> EXERCISE INSTRUCTIONS
Where a line in the entries below contains the word "atlas", it counts; give the total by itself.

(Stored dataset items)
____________

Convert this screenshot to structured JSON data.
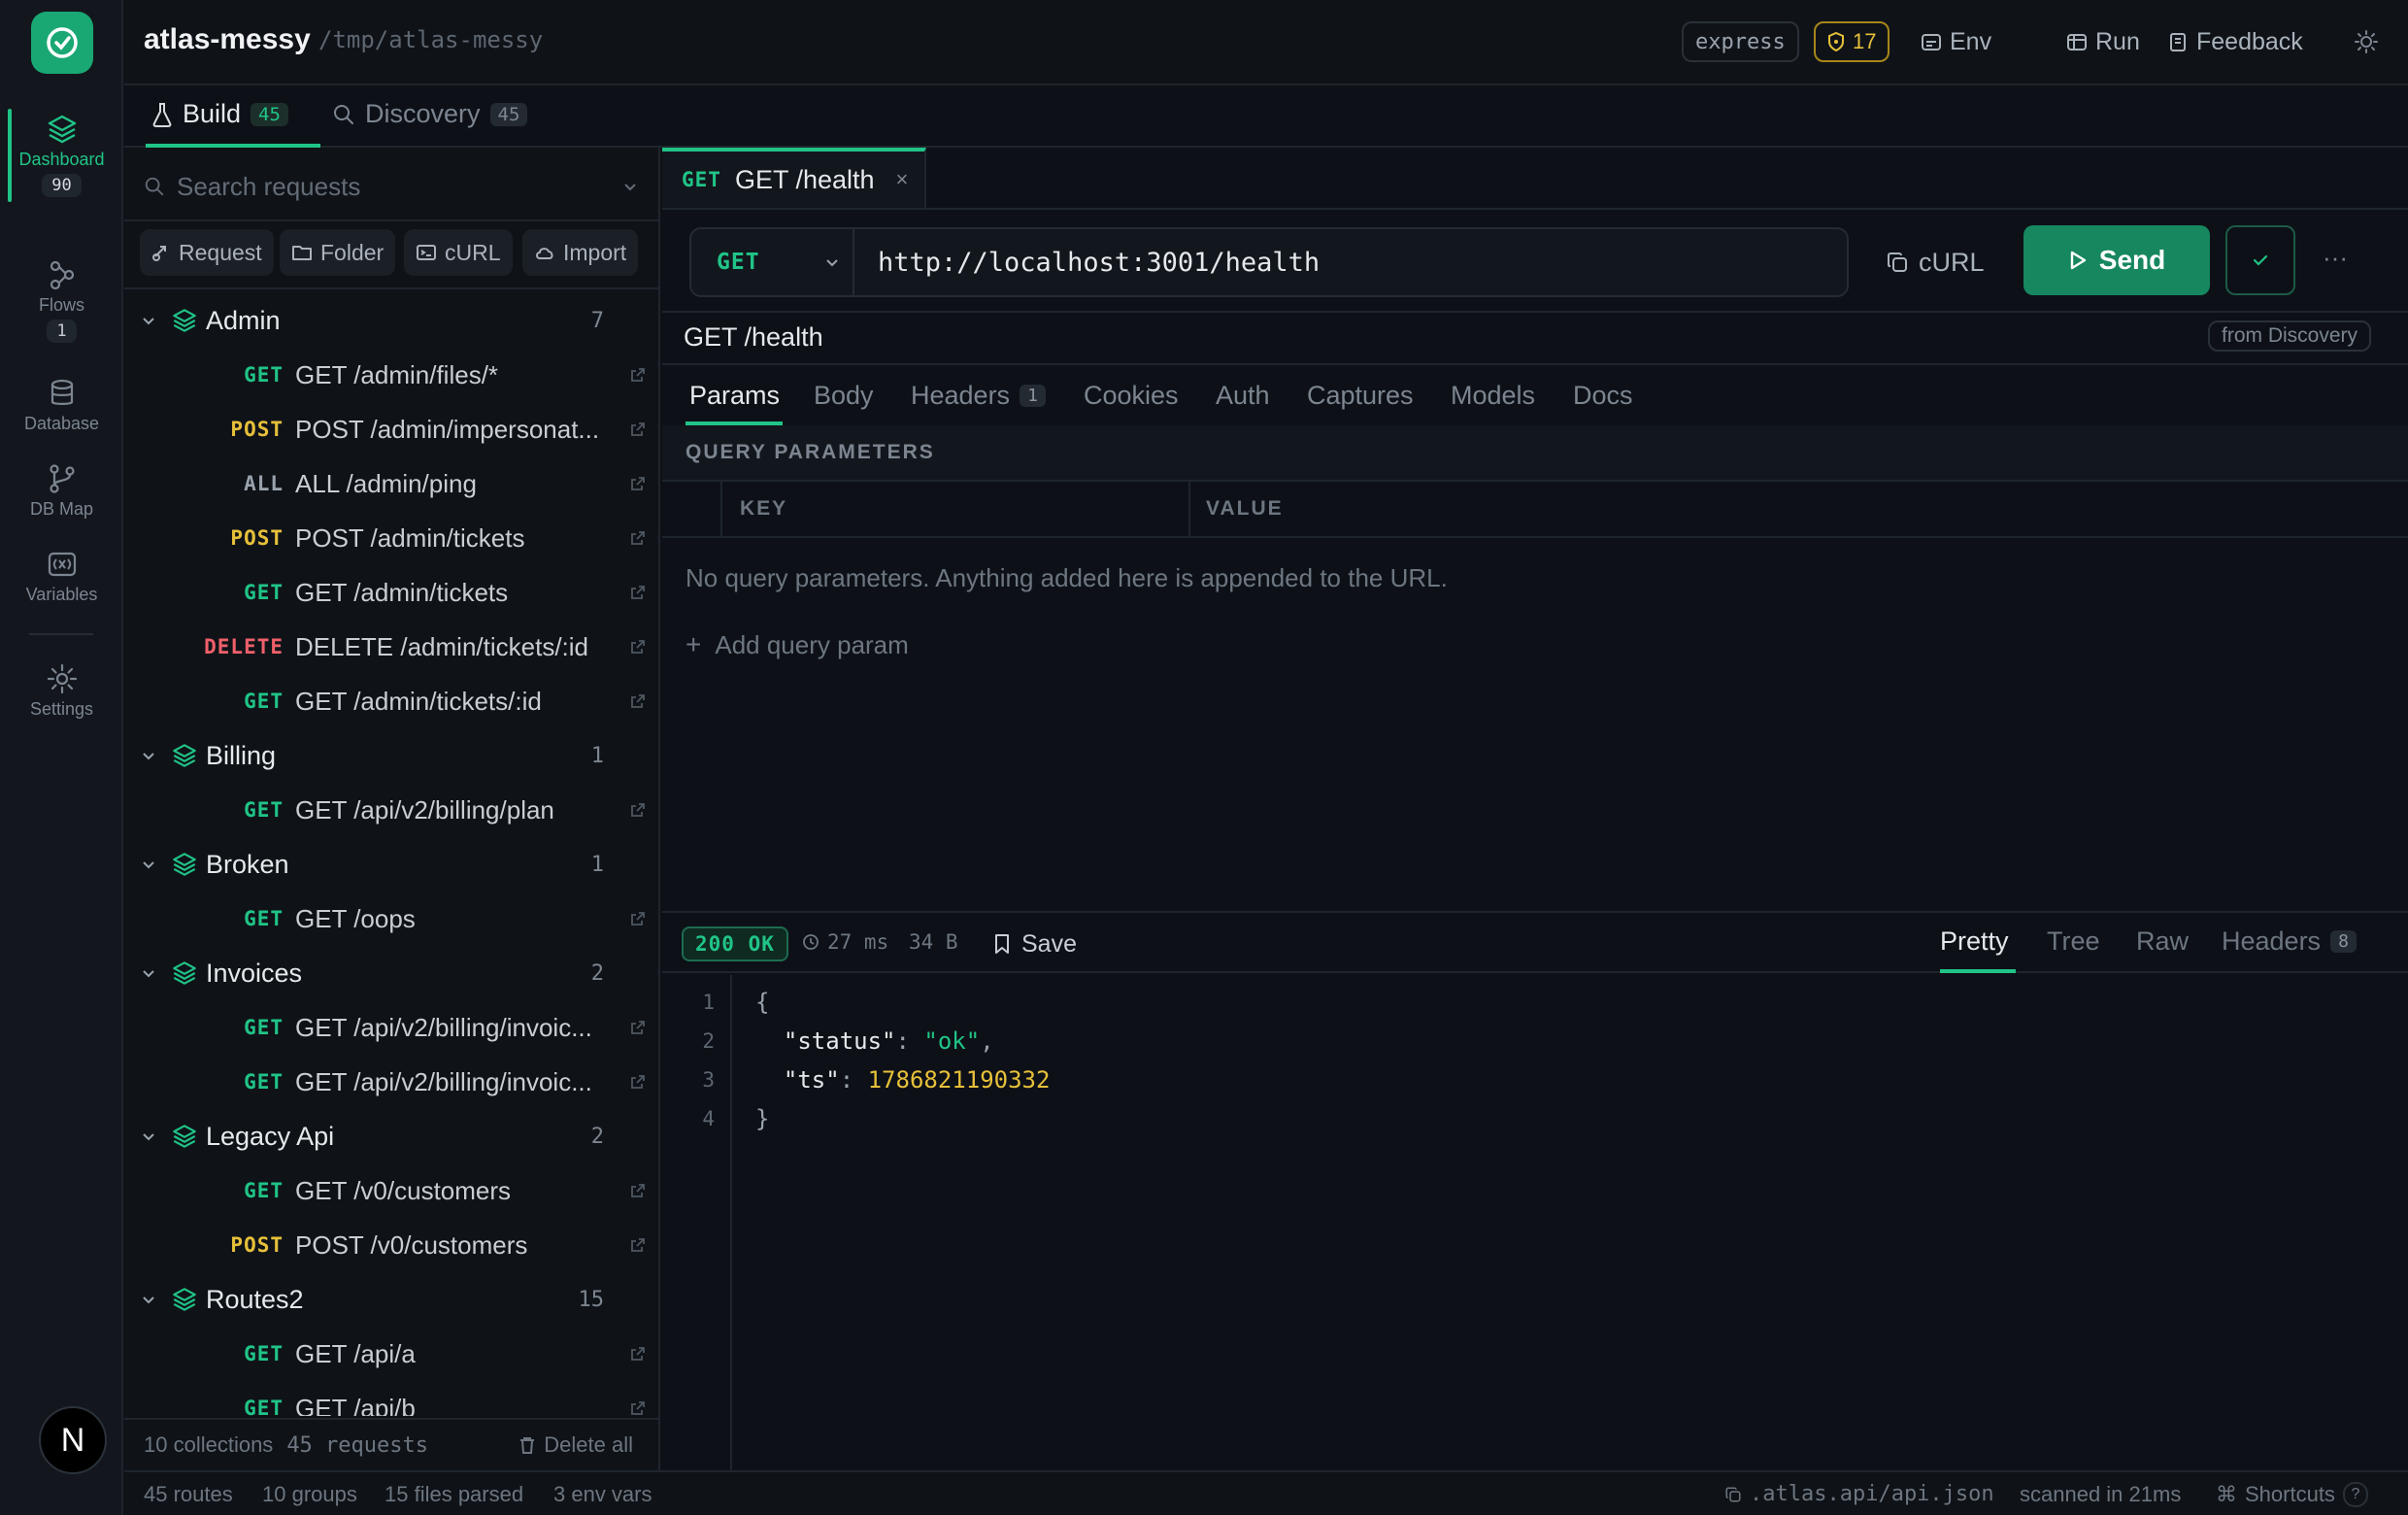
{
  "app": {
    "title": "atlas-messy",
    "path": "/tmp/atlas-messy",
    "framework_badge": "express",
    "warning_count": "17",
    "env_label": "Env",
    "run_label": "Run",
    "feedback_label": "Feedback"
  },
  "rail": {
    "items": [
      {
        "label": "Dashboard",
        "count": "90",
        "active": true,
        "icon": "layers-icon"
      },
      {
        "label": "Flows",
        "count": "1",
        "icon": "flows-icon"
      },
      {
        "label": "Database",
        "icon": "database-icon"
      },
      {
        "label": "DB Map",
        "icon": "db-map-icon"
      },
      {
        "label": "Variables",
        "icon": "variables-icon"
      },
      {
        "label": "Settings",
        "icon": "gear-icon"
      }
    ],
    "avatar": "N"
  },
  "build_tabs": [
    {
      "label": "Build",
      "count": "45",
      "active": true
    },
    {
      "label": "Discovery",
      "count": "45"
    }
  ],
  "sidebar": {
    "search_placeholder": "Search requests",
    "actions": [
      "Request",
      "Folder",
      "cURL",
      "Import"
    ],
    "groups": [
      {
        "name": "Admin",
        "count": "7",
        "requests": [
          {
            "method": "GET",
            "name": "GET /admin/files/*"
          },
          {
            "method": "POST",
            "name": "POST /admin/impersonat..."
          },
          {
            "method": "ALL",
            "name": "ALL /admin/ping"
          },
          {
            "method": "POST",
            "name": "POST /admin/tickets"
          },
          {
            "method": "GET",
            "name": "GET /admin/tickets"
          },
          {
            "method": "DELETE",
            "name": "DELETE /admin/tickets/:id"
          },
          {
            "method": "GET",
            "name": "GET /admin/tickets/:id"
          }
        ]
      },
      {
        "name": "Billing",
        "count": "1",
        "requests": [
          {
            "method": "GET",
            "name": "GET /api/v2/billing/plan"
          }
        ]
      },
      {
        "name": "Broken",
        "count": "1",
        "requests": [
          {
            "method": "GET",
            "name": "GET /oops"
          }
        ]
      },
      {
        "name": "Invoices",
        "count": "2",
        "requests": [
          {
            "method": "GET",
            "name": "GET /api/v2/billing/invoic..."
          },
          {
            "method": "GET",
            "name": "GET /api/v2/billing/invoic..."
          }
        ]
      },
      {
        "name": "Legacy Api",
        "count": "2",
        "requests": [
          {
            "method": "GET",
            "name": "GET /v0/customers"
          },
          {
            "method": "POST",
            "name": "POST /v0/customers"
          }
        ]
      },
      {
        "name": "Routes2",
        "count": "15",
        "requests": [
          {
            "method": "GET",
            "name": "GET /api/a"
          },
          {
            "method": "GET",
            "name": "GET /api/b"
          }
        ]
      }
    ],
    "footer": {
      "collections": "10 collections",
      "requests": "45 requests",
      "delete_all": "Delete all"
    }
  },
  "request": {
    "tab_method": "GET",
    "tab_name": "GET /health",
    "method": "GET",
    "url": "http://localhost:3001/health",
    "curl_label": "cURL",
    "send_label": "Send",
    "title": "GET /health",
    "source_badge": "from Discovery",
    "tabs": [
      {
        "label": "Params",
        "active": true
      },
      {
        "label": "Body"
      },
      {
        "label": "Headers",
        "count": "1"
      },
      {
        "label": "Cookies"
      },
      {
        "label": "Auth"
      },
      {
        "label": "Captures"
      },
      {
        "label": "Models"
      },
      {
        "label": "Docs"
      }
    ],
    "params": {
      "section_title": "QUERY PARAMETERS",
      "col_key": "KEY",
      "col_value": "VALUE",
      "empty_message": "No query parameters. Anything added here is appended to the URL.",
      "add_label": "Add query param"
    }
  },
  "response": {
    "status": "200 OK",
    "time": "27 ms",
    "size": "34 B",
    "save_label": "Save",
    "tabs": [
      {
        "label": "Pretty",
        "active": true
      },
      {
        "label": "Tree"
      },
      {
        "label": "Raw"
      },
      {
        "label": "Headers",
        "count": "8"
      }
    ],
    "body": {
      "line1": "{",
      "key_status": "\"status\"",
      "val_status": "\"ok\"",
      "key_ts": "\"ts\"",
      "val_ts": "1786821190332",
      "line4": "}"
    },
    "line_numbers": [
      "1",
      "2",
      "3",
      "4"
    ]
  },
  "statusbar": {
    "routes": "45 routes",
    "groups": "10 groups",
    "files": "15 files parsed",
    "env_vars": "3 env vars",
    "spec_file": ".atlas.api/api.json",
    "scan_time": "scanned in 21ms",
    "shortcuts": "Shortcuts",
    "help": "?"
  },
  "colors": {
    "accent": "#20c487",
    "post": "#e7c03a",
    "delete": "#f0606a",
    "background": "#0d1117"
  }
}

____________

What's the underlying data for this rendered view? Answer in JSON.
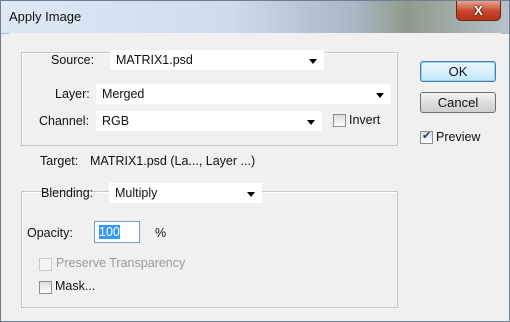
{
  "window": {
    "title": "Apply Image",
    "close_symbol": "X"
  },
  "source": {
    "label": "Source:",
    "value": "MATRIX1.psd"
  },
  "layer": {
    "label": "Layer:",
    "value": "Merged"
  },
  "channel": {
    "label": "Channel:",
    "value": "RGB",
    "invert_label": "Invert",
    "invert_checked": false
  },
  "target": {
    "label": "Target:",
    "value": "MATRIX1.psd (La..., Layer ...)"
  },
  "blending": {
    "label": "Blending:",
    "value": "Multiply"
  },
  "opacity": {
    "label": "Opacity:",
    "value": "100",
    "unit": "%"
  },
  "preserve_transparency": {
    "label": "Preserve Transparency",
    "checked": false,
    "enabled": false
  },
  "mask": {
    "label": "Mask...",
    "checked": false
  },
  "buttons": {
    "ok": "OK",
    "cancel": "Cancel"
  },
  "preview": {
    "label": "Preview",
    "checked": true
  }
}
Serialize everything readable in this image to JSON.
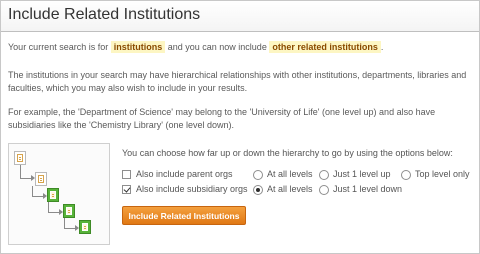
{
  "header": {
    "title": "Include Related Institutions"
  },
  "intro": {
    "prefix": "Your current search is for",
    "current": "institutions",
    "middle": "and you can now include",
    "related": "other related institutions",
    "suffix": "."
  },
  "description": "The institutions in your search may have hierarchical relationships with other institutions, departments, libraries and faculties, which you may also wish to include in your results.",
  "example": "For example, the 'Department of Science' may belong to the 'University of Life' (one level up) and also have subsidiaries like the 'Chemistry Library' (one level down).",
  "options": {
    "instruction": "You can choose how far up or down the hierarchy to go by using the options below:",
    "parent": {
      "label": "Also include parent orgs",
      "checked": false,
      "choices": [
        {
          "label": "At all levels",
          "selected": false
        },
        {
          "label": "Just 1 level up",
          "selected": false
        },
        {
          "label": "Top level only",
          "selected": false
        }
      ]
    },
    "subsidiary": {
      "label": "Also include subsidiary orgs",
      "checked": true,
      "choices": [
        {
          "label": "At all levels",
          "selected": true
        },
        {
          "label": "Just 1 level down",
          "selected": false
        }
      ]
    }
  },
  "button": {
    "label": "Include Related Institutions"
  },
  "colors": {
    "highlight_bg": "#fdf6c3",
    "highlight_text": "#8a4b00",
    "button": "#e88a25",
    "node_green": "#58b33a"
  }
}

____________

> RESULT
3